Designing and Building Pharmaceutical and Biotech Smart Factories

Pharmaceutical and biotech manufacturers seek to improve both project and operational performance through implementation of smart factory technology. The smart factory fits right into the S95 enterprise automation model and provides out-of-box manufacturing functionality representing the best practice in the industry and complying with the regulation such as cGMP. The smart factory technology connects the plant digitally across the enterprise to eliminate mistakes, attain necessary approvals, and provide the complete production records required for release to sale.

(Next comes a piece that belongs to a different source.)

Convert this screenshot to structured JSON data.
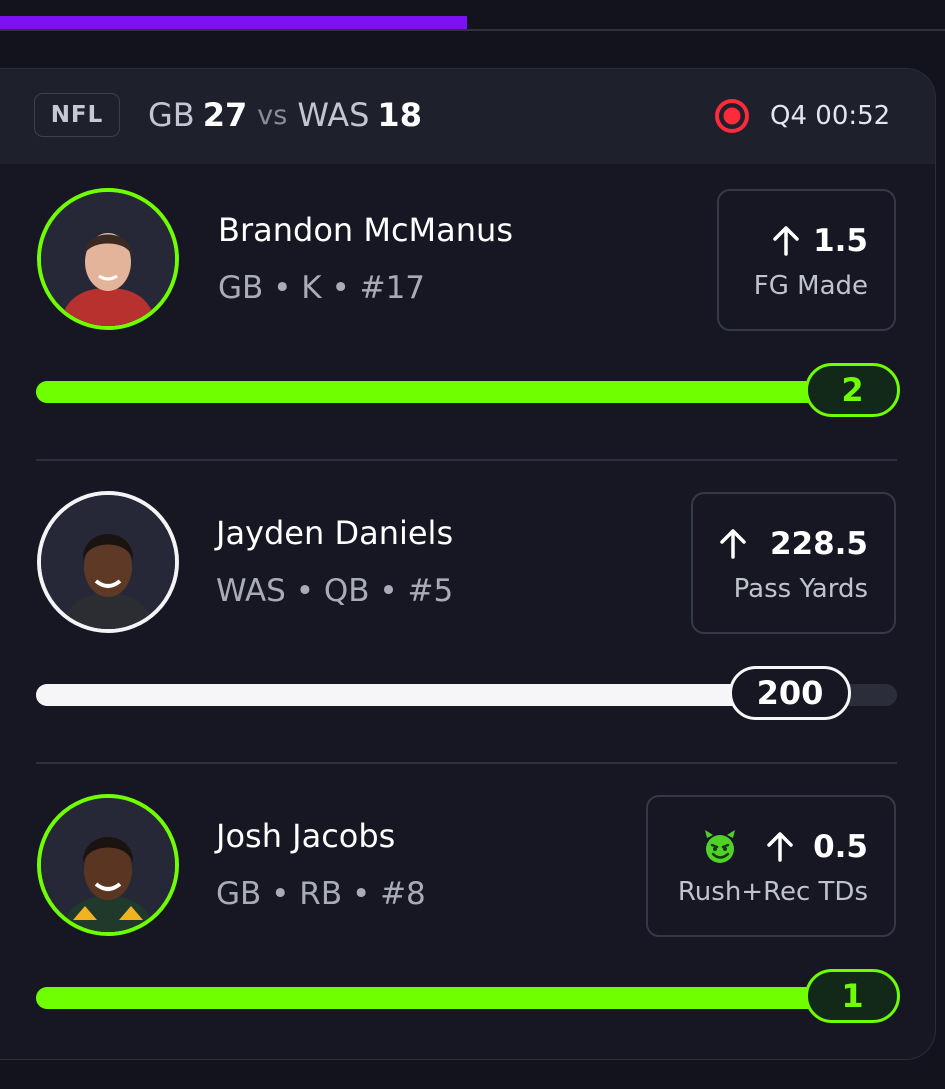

The challenge with realizing this smart factory approach are appropriate integration and standardization, especially between the monitoring, supervisory and automated control level (ISA-95 Level 2) and the manufacturing operations management level (Level 3) as well as between Level 3 and the business planning & logistics level (Level 4).

Emerson's Zuwei Jin


I caught up with Emerson’s Zuwei Jin about how manufacturers in the Life Sciences industries are addressing this challenge. Zuwei shared that based on his experiences with a number of recent engineering projects in these regulated industries, modularized, pre-made manufacturing execution system (MES) software objects have been a popular strategy to streamline such integration requirements between level 2&3 and level 3&4.

Software platforms like Emerson’s Syncade MES at S95 level 3 have been important advancements in serving these integration requirements. These platforms provided basic framework needed to properly integrate with materials management, equipment tracking, document control, quality control, workflow, and operator qualification requirements as commonly required in regulated industries. While the platforms play a key role in addressing the integration challenge, Zuwei explained that design and execution is another critical aspect in implementing Smart Factory technology. Two areas are particularly receiving the focus:

  • Identifying common workflows in manufacturing processes within the industry and leveraging knowledge on platform processes such as those for Monoclonal antibody (MAb), modern cell therapy (chimaeric antigen receptor therapy – CART), and oral solid dosage (OSD). Just take Biopharmaceuticals as an example.
  • Identifying common elements within the ISA-88 (S88) batch process control context in relation to materials, equipment, process variables, sampling and laboratory information management systems (LIMS) interface, and standard operating procedures (SOPs) and where they fit during design and implementation, leveraging the best practices in the industry and the industrial regulations and standards such as cGMP and S88.

Manufacturing Execution Systems - Design, Implementation, PlatformSuch focus led to continued standardization in engineering design. One indicator to successful implementations is the engineering design depth as reflected in the functional specifications. Through this approach, implementation and testing become smoother and less time consuming and the Good Automated Manufacturing Practice (GAMP) methodology can be readily adopted. This approach also improves consistency across project execution and ensures compliance with cGMP.

Zuwei noted that the experience in executing many of the projects in the regulated industry enables Emerson project teams to work with manufacturers to effectively provide smart factory solutions.

These experiences gained over time by the Life Sciences consulting team will continue to contribute to the standardization and integration critical to the smart factory technology and help drive this increasing industry trend toward fully-integrated smart factories in the pharmaceutical and biotech industries.

You can connect and interact with other pharmaceutical & biotech industry and manufacturing execution system experts in the Life Sciences and Operations Management groups in the Emerson Exchange 365 community.

Posted Wednesday, February 7th, 2018 under Life Sciences, Operations Management.